And I’ll admit that I don’t relish the idea of being in a tight metal tube traveling through the air hundreds of feet above the ground with a crazy person armed with a screw driver, so I don’t necessarily hate the security protocols onboard flights.
I am dubious about the actual effectiveness of the security procedures against someone who is determined to create chaos, but it certainly reduces the number of incidents with your average idiot with poor self-regulation.
And for sure, they don’t catch everything…
I’ve had friends in the EOD (Explosives Ordinance Disposal) community who’ve told me stories about forgetting they left a ½ stick of C4 in their cargo pocket and then flew home for leave only to find the explosives after their travel and realized they’d just flown home with something decidedly against the rules.
While they might not catch everything, there are a few items that I’ve noticed TSA might swipe if you try to bring them through.
While totally ineffective in a fight, strap cutters are seldom allowed through because of one horrible reason. It has a blade. You could try and explain to the bored and surly TSA agent that you can’t actually hurt someone with a strap cutter, but they aren’t likely to listen, or care.
If it looks scary, whether it is or not, it won’t be allowed through.
Shears are an important medical tool for cutting away clothing and exposing the wound so it can be properly identified and treated with the appropriate procedure, and I often have pairs of shears in various locations depending on where I’m going and what I’m doing.
Usually, these do not get taken since shears are easily recognizable as a medical tool, but I have lost them before to the occasional uninformed and overzealous TSA agent.
Then there’s the higher end, more professional trauma shears, such as the Leatherman Raptor shears, which suffer a glaring problem in that they don’t look like a standard set of emergency scissors.
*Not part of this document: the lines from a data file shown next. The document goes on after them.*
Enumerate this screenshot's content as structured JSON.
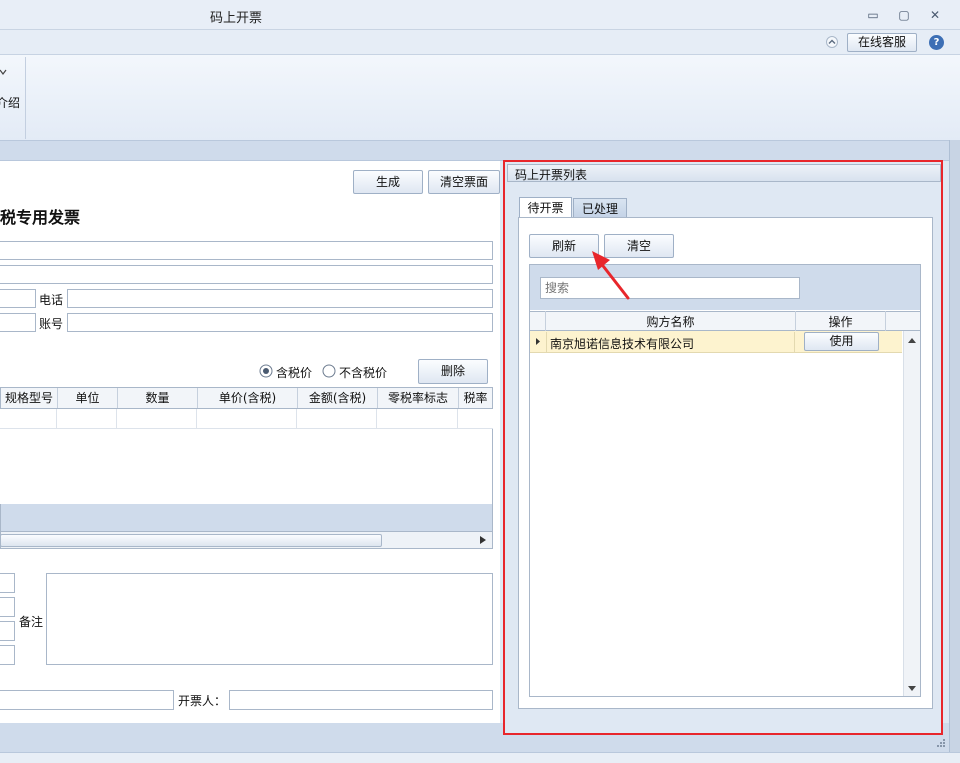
{
  "window": {
    "title": "码上开票",
    "minimize_glyph": "▭",
    "restore_glyph": "▢",
    "close_glyph": "✕"
  },
  "menubar": {
    "collapse_icon": "chevron-up-icon",
    "service_label": "在线客服",
    "help_glyph": "?"
  },
  "ribbon": {
    "partial_label": "介绍"
  },
  "left": {
    "generate_label": "生成",
    "clear_face_label": "清空票面",
    "invoice_title": "税专用发票",
    "phone_label": "电话",
    "account_label": "账号",
    "tax_incl_label": "含税价",
    "tax_excl_label": "不含税价",
    "tax_incl_selected": true,
    "delete_label": "删除",
    "columns": [
      "规格型号",
      "单位",
      "数量",
      "单价(含税)",
      "金额(含税)",
      "零税率标志",
      "税率"
    ],
    "remark_label": "备注",
    "drawer_label": "开票人："
  },
  "right": {
    "panel_title": "码上开票列表",
    "tabs": [
      "待开票",
      "已处理"
    ],
    "active_tab": 0,
    "refresh_label": "刷新",
    "clear_label": "清空",
    "search_placeholder": "搜索",
    "columns": [
      "购方名称",
      "操作"
    ],
    "rows": [
      {
        "buyer": "南京旭诺信息技术有限公司",
        "action": "使用"
      }
    ]
  },
  "colors": {
    "highlight": "#e8262b",
    "row_selected": "#fdf3cf",
    "window_bg": "#dfe8f3"
  }
}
Terrifyingly, they fold up similar to a knife to reduce space, and this makes the Raptor shears appear a little too scary for TSA to feel comfortable letting them through. With a price tag of around $90, the Raptors, and other types of higher end trauma shears should be stowed in your checked baggage, rather than your carry-on luggage so you don’t lose them.
This is why I prefer to travel with a set of standard shears, so if they do get confiscated, I’m only out $10. Additionally, the smaller the shears, the less frightening they will be and more likely to be overlooked by security.
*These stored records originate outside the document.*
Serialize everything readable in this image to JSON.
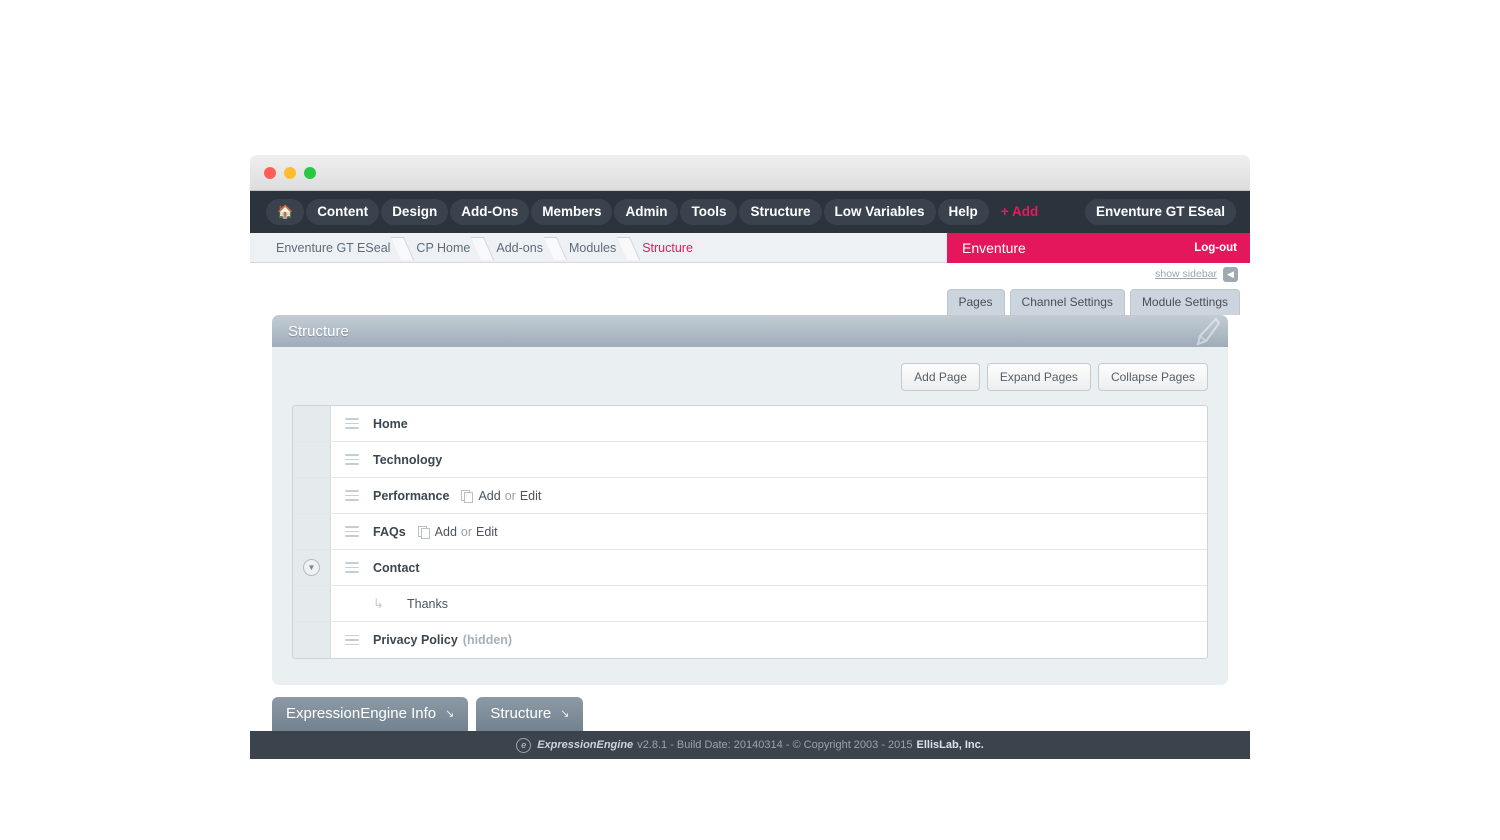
{
  "window": {
    "traffic_lights": [
      "close",
      "minimize",
      "zoom"
    ]
  },
  "topnav": {
    "home_icon": "home-icon",
    "items": [
      {
        "label": "Content"
      },
      {
        "label": "Design"
      },
      {
        "label": "Add-Ons"
      },
      {
        "label": "Members"
      },
      {
        "label": "Admin"
      },
      {
        "label": "Tools"
      },
      {
        "label": "Structure"
      },
      {
        "label": "Low Variables"
      },
      {
        "label": "Help"
      }
    ],
    "add_label": "+ Add",
    "user_label": "Enventure GT ESeal",
    "accent_color": "#e8195e",
    "background_color": "#2b333c"
  },
  "breadcrumb": {
    "items": [
      {
        "label": "Enventure GT ESeal",
        "active": false
      },
      {
        "label": "CP Home",
        "active": false
      },
      {
        "label": "Add-ons",
        "active": false
      },
      {
        "label": "Modules",
        "active": false
      },
      {
        "label": "Structure",
        "active": true
      }
    ]
  },
  "site_bar": {
    "site_name": "Enventure",
    "logout_label": "Log-out",
    "color": "#e4175c"
  },
  "sidebar_toggle": {
    "label": "show sidebar",
    "icon": "sidebar-icon"
  },
  "module_tabs": [
    {
      "label": "Pages",
      "active": true
    },
    {
      "label": "Channel Settings",
      "active": false
    },
    {
      "label": "Module Settings",
      "active": false
    }
  ],
  "panel": {
    "title": "Structure",
    "edit_icon": "pencil-icon",
    "actions": [
      {
        "label": "Add Page"
      },
      {
        "label": "Expand Pages"
      },
      {
        "label": "Collapse Pages"
      }
    ]
  },
  "tree": {
    "add_label": "Add",
    "or_label": "or",
    "edit_label": "Edit",
    "rows": [
      {
        "name": "Home",
        "child": false,
        "toggle": false,
        "hidden_tag": "",
        "has_addedit": false
      },
      {
        "name": "Technology",
        "child": false,
        "toggle": false,
        "hidden_tag": "",
        "has_addedit": false
      },
      {
        "name": "Performance",
        "child": false,
        "toggle": false,
        "hidden_tag": "",
        "has_addedit": true
      },
      {
        "name": "FAQs",
        "child": false,
        "toggle": false,
        "hidden_tag": "",
        "has_addedit": true
      },
      {
        "name": "Contact",
        "child": false,
        "toggle": true,
        "hidden_tag": "",
        "has_addedit": false
      },
      {
        "name": "Thanks",
        "child": true,
        "toggle": false,
        "hidden_tag": "",
        "has_addedit": false
      },
      {
        "name": "Privacy Policy",
        "child": false,
        "toggle": false,
        "hidden_tag": "(hidden)",
        "has_addedit": false
      }
    ]
  },
  "bottom_tabs": [
    {
      "label": "ExpressionEngine Info",
      "caret": "↘"
    },
    {
      "label": "Structure",
      "caret": "↘"
    }
  ],
  "footer": {
    "product": "ExpressionEngine",
    "details": "v2.8.1 - Build Date: 20140314 - © Copyright 2003 - 2015",
    "company": "EllisLab, Inc."
  }
}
Other types of sharp implements, such as the DART (Needle Decompression) might be taken as well since TSA knows little about trauma gear, and only sees a potential stabbing tool. Never mind the lack of actual usefulness for such a thing.
This isn’t a big deal, however, as I have yet to hear of someone receiving a penetrating chest wound and developing a tension pneumothorax while in transit aboard a plane. While possible, it’s unlikely, so I don’t sweat the DART not being in my kit.
How You Carry It
You can’t go wrong with the standard IFAK bag for your trauma kit. This is never looked at by TSA as a problem, unless you decide to go with an Ankle Kit.
The ankle kit as a great way to keep trauma gear easily accessible, while freeing up pocket space, but of course you’ll want to take it off (along with your shoes while you’re at it) before going through security at the airport since it will likely cause a pat down as they wonder what you’re hiding under your pant leg.
But this is a simple fix to just reattach the kit while you put on your shoes and continue your travels.
For your convenience, I'll drop the link to the TSA site HERE detailing what medical items are allowed, but there's no mention of trauma gear…